» **AIM OF THE TASK**: Among the records that follow, how many lines include the string "avatar"? Only the number is wanted.

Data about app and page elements

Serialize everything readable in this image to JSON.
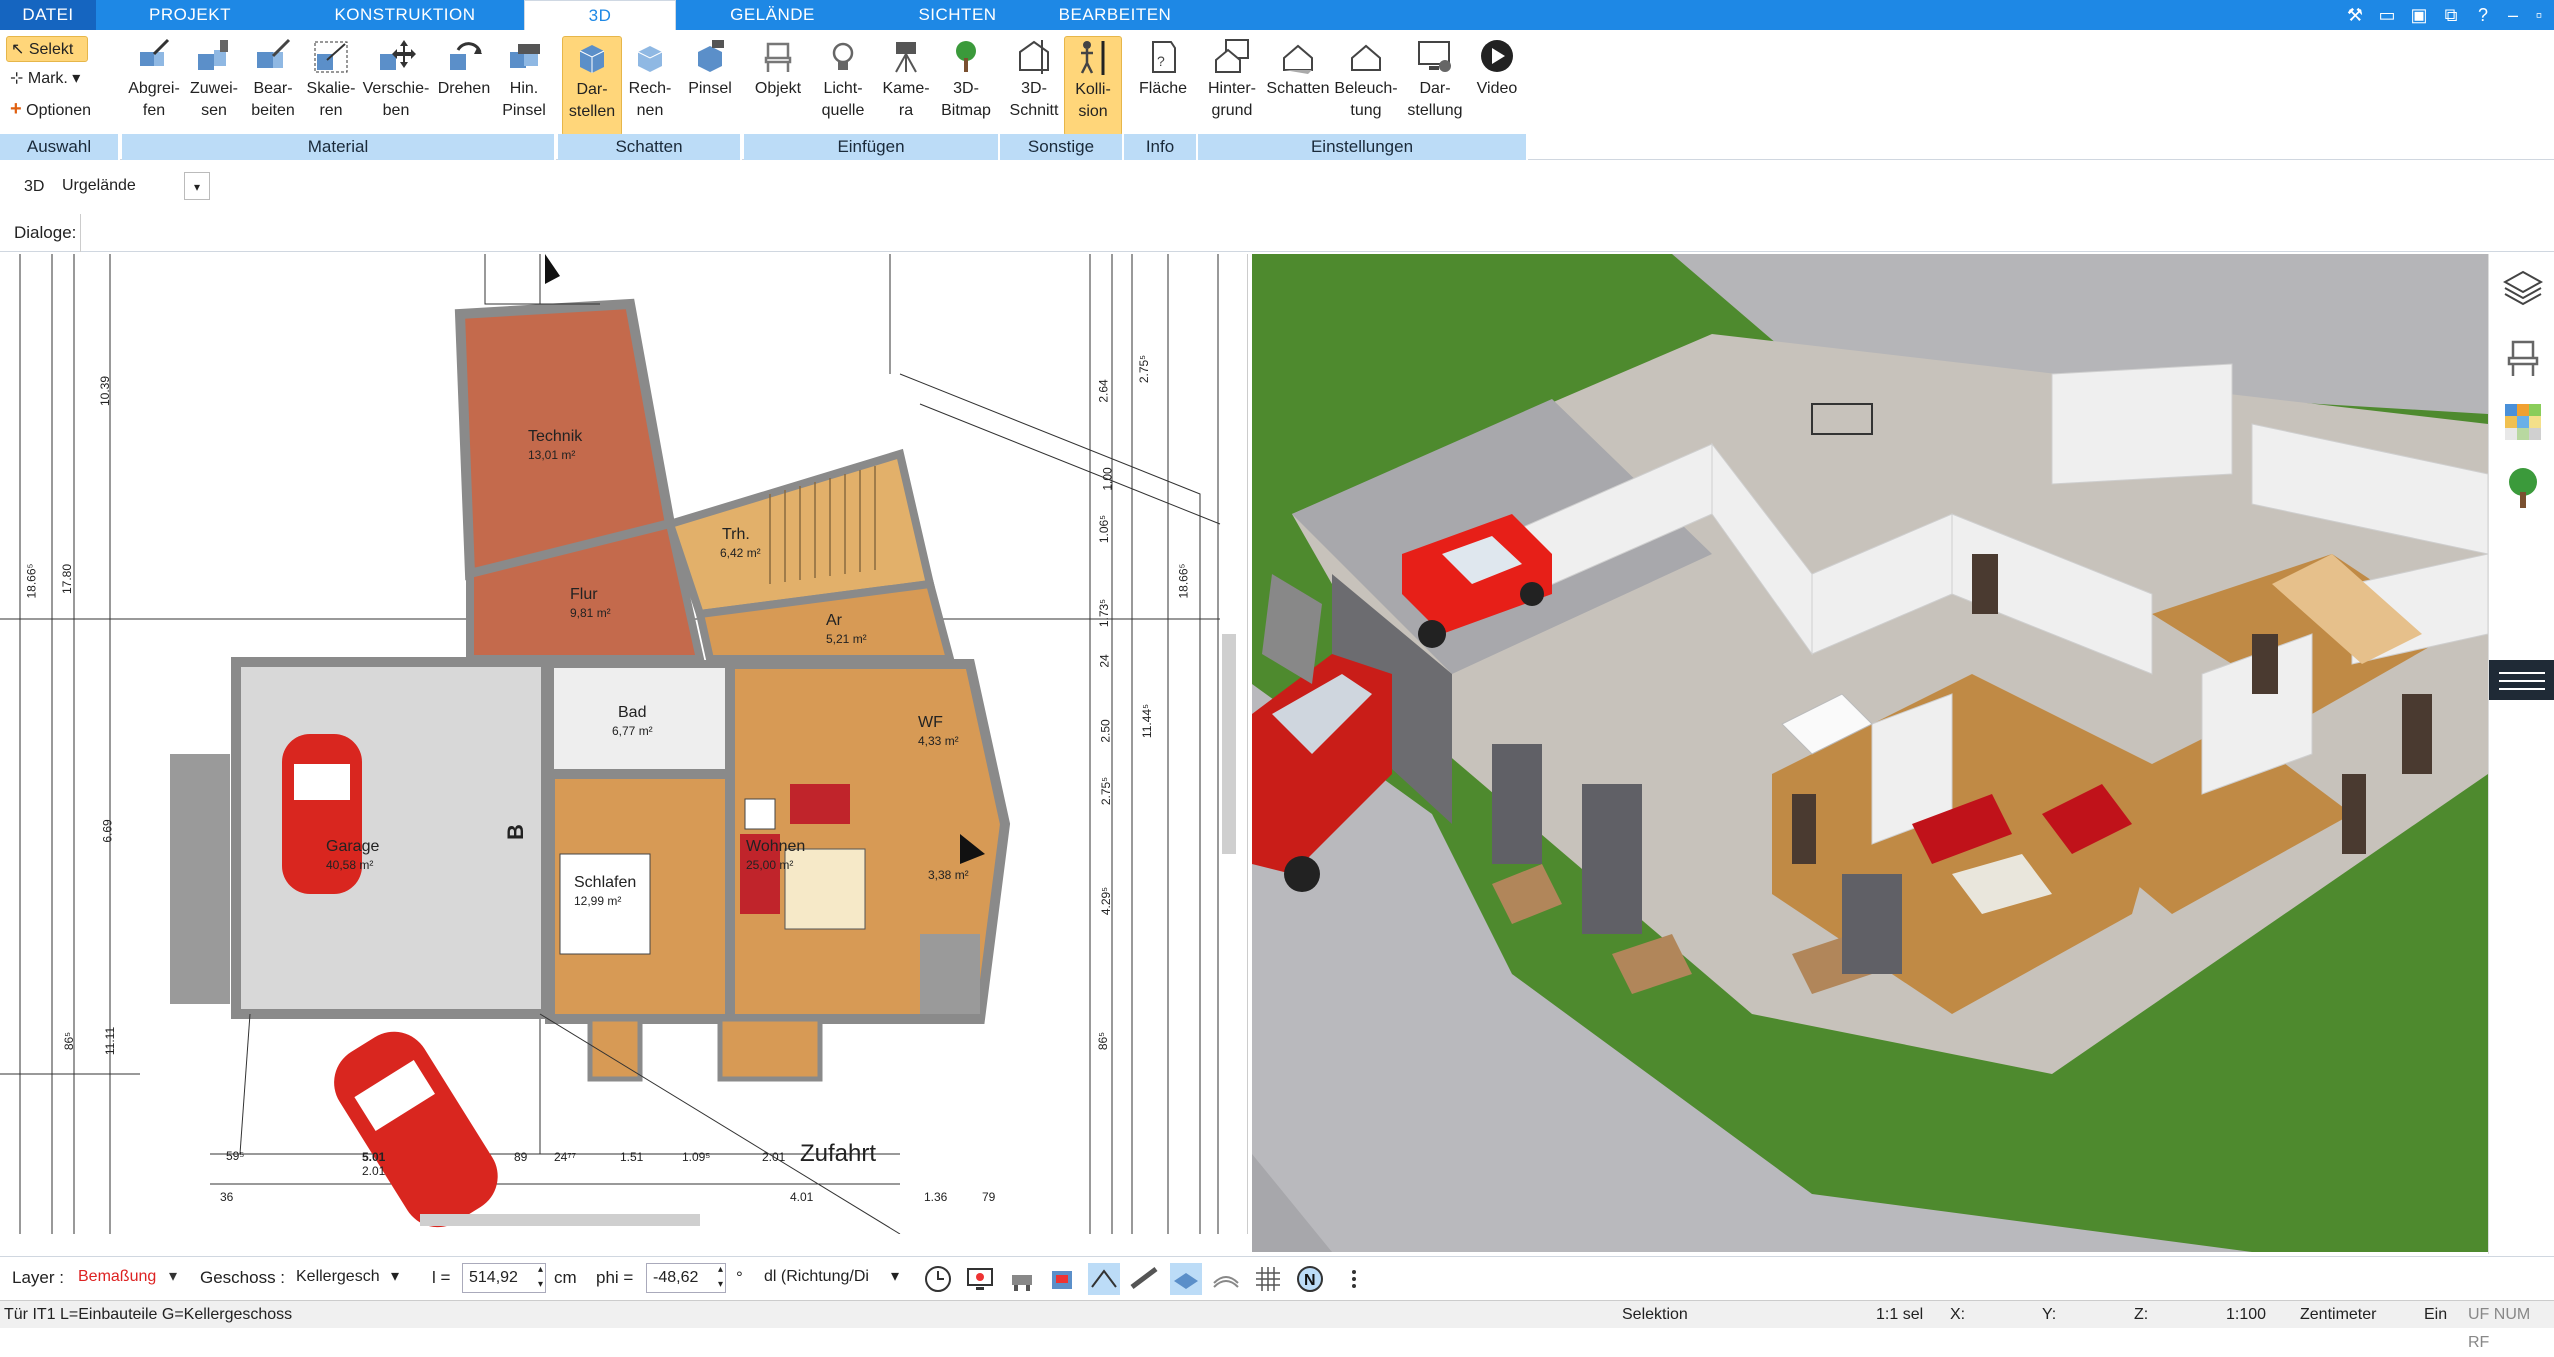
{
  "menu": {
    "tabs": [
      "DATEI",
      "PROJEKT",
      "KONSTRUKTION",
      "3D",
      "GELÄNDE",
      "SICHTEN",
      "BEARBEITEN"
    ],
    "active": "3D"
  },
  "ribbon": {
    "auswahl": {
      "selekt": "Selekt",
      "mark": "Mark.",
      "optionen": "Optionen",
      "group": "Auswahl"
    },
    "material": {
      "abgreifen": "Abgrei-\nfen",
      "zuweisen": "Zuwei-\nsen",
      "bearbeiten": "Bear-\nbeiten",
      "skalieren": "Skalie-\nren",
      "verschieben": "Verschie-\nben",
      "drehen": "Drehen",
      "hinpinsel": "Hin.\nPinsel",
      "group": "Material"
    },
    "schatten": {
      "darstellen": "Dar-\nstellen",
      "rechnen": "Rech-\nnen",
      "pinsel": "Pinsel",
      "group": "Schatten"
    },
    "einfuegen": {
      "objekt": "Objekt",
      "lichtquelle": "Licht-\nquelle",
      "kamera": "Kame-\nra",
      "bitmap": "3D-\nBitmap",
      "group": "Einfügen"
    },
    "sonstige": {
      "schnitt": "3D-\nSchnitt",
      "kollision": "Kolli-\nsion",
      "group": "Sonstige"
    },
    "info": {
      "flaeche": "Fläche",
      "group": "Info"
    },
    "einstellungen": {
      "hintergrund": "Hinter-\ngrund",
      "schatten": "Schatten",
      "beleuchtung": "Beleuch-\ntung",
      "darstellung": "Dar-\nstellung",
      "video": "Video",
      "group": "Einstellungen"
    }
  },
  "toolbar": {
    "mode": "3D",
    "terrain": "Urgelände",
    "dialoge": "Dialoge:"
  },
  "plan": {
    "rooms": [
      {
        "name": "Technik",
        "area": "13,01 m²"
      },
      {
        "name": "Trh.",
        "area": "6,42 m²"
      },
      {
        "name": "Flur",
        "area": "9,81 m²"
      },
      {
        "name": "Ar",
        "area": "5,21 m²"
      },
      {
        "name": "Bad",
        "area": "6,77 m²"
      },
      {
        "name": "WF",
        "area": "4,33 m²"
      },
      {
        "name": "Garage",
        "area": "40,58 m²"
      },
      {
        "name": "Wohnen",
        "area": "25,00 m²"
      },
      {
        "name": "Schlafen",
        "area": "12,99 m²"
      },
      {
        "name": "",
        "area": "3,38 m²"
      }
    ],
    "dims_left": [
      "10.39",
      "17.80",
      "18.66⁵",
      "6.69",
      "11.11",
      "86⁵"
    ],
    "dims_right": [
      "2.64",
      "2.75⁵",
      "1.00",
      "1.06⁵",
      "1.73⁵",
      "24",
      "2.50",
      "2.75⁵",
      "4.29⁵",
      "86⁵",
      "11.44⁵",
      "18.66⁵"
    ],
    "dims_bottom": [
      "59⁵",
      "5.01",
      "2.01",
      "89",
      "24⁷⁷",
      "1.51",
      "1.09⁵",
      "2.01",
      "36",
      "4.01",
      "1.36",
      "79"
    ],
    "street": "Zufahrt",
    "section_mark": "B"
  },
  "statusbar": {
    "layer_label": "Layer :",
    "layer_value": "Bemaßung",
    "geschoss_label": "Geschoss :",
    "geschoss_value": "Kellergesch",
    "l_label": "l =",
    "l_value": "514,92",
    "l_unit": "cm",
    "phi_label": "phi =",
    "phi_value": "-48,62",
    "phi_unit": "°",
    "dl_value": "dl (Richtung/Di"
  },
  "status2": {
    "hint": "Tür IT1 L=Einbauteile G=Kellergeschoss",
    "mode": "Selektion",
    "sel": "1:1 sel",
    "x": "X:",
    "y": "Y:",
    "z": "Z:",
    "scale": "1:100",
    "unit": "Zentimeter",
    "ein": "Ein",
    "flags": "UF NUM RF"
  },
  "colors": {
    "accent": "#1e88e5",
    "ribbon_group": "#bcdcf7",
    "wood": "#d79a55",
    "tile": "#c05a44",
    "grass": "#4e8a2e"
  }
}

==

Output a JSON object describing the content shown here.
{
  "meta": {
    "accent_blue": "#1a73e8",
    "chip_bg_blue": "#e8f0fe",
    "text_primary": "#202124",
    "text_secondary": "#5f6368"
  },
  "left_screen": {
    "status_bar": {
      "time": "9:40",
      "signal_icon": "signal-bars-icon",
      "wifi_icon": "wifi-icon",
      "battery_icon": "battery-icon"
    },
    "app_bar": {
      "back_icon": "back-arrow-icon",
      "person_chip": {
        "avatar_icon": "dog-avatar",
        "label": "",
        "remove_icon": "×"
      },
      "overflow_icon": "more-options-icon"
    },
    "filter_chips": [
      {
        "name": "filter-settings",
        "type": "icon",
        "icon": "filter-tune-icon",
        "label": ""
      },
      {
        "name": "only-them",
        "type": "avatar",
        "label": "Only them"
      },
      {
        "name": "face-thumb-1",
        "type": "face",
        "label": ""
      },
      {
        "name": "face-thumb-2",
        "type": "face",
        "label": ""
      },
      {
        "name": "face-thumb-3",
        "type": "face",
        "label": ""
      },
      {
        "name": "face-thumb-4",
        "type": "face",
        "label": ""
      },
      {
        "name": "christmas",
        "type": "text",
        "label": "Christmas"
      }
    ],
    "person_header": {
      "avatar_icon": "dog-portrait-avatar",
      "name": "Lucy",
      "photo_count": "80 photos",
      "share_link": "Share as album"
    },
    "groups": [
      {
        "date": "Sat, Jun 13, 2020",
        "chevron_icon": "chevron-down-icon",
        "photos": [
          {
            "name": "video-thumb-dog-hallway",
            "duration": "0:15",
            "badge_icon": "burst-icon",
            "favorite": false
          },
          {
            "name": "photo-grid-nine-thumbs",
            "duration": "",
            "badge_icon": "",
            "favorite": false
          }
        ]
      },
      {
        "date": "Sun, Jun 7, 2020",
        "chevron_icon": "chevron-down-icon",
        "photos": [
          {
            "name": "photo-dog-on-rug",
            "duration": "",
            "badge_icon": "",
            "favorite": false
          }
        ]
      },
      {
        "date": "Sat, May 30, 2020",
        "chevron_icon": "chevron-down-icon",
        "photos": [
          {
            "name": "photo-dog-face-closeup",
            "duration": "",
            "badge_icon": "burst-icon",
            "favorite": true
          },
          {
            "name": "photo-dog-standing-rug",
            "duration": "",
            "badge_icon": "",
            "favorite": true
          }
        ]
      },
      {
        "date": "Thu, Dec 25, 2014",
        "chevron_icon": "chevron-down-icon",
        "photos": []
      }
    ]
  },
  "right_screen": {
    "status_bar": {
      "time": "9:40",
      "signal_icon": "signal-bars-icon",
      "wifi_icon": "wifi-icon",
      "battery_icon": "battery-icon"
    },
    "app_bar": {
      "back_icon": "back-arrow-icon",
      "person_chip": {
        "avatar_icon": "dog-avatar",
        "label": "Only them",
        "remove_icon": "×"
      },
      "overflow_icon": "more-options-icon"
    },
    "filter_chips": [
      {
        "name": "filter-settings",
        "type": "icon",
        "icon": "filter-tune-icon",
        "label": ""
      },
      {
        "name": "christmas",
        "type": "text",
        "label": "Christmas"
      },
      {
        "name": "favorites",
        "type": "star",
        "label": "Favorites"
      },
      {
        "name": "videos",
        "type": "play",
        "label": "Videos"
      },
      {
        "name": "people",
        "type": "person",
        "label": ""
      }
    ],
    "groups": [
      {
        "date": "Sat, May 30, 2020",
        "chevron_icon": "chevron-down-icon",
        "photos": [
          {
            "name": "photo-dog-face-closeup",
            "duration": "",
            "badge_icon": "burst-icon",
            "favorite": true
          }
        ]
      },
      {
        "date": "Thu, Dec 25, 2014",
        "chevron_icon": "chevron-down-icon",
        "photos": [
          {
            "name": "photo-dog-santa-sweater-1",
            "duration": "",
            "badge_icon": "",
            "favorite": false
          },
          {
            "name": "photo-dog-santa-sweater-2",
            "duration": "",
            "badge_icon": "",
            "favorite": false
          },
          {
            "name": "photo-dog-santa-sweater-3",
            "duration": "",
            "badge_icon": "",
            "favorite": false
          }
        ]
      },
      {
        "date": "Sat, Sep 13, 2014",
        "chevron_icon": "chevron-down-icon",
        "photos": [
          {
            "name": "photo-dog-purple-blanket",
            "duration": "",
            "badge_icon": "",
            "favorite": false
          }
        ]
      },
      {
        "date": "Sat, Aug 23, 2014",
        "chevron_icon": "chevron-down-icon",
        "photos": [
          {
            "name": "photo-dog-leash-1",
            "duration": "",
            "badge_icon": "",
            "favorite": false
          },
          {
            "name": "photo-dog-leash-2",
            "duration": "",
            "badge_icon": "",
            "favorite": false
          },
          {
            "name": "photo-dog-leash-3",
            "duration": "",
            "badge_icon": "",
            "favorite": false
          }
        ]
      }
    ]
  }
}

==

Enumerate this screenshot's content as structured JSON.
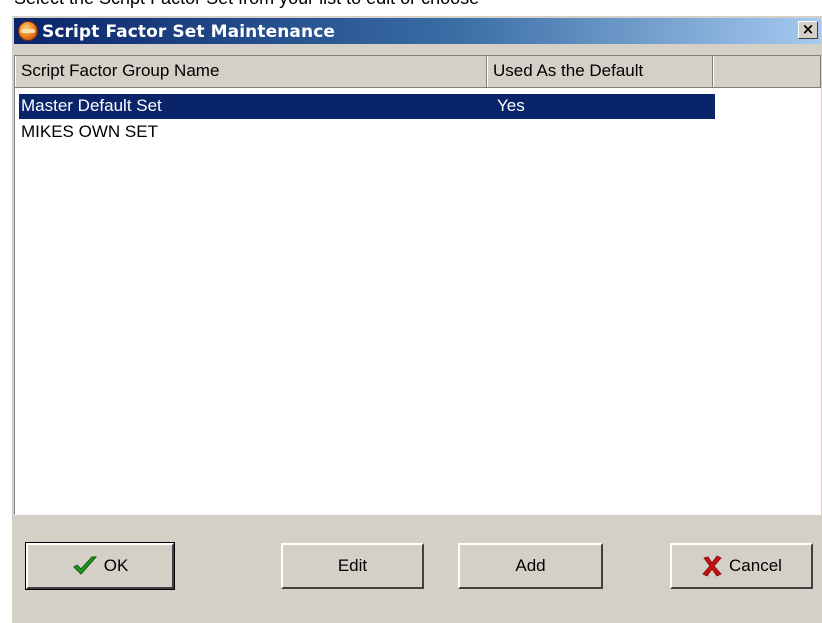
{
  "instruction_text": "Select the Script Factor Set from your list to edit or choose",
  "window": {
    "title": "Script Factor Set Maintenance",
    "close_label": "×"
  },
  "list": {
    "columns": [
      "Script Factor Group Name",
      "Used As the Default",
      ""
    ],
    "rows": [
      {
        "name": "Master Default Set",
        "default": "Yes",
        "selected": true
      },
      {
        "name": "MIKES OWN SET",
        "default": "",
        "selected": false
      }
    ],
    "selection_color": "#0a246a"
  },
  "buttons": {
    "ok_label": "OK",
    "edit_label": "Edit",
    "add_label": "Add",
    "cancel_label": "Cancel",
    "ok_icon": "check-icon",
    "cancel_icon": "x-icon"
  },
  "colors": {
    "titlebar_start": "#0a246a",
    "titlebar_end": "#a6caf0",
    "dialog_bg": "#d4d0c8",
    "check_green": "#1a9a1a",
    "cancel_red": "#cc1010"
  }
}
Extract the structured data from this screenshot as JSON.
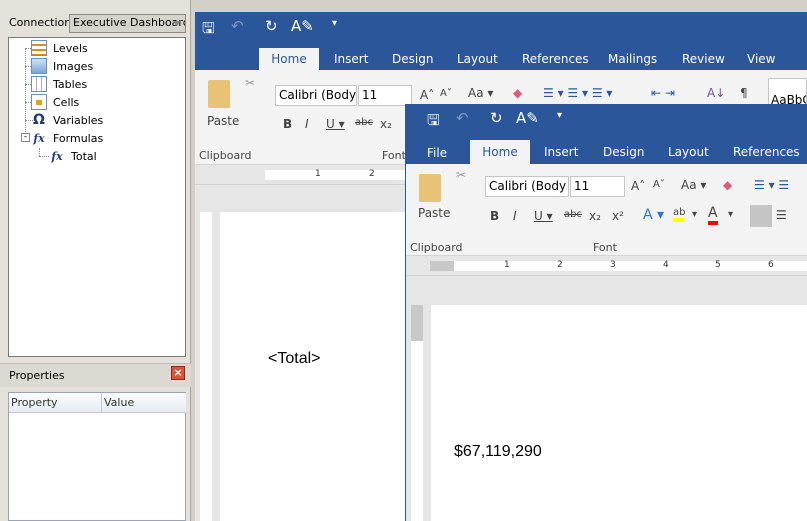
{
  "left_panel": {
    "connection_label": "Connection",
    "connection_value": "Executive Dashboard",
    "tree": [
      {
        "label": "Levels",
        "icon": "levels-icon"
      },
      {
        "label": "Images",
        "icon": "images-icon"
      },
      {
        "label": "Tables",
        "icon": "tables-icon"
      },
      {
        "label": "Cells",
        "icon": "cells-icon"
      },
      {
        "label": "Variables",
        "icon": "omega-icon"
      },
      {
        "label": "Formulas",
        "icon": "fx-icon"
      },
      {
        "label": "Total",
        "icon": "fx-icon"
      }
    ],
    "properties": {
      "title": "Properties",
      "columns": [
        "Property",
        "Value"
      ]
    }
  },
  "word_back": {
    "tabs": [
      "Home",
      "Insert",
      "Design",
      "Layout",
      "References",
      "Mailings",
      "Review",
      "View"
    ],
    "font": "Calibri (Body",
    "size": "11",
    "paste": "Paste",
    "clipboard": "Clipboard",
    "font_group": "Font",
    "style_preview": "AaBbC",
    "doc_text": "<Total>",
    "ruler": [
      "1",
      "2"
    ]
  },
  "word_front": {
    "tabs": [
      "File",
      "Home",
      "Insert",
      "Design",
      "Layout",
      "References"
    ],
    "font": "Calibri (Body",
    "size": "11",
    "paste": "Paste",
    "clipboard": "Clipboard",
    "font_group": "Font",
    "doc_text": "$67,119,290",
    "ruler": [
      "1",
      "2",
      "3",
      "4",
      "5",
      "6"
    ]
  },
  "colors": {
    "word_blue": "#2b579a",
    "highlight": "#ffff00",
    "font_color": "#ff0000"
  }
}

» **TASK OUTPUT**: 4